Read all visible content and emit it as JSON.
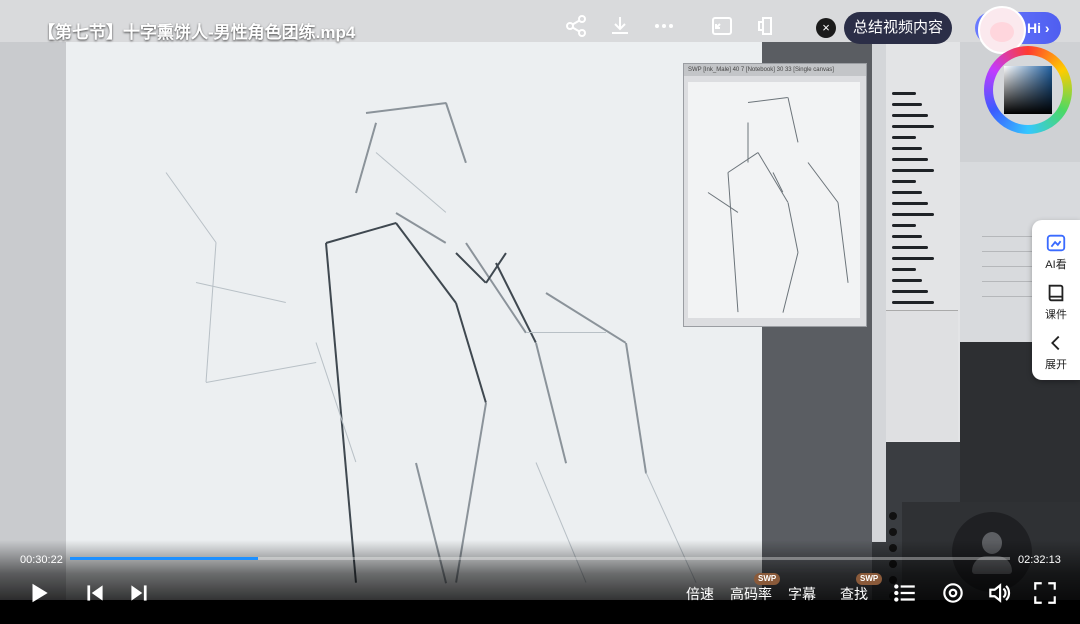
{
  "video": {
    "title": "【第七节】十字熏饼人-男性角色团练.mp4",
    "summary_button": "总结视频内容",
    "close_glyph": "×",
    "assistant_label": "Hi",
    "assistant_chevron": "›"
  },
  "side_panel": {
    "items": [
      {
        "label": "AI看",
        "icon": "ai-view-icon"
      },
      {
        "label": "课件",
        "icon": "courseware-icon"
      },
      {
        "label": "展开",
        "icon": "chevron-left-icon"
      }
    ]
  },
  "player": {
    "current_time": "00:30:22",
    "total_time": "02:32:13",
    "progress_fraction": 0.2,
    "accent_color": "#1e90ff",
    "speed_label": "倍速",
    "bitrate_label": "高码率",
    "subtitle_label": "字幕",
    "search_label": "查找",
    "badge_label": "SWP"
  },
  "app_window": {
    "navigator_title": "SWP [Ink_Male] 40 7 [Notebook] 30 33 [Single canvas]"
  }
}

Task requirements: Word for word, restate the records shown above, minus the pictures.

Solution to this task:
Read all visible content and emit it as JSON.
{
  "video": {
    "title": "【第七节】十字熏饼人-男性角色团练.mp4",
    "summary_button": "总结视频内容",
    "close_glyph": "×",
    "assistant_label": "Hi",
    "assistant_chevron": "›"
  },
  "side_panel": {
    "items": [
      {
        "label": "AI看",
        "icon": "ai-view-icon"
      },
      {
        "label": "课件",
        "icon": "courseware-icon"
      },
      {
        "label": "展开",
        "icon": "chevron-left-icon"
      }
    ]
  },
  "player": {
    "current_time": "00:30:22",
    "total_time": "02:32:13",
    "progress_fraction": 0.2,
    "accent_color": "#1e90ff",
    "speed_label": "倍速",
    "bitrate_label": "高码率",
    "subtitle_label": "字幕",
    "search_label": "查找",
    "badge_label": "SWP"
  },
  "app_window": {
    "navigator_title": "SWP [Ink_Male] 40 7 [Notebook] 30 33 [Single canvas]"
  }
}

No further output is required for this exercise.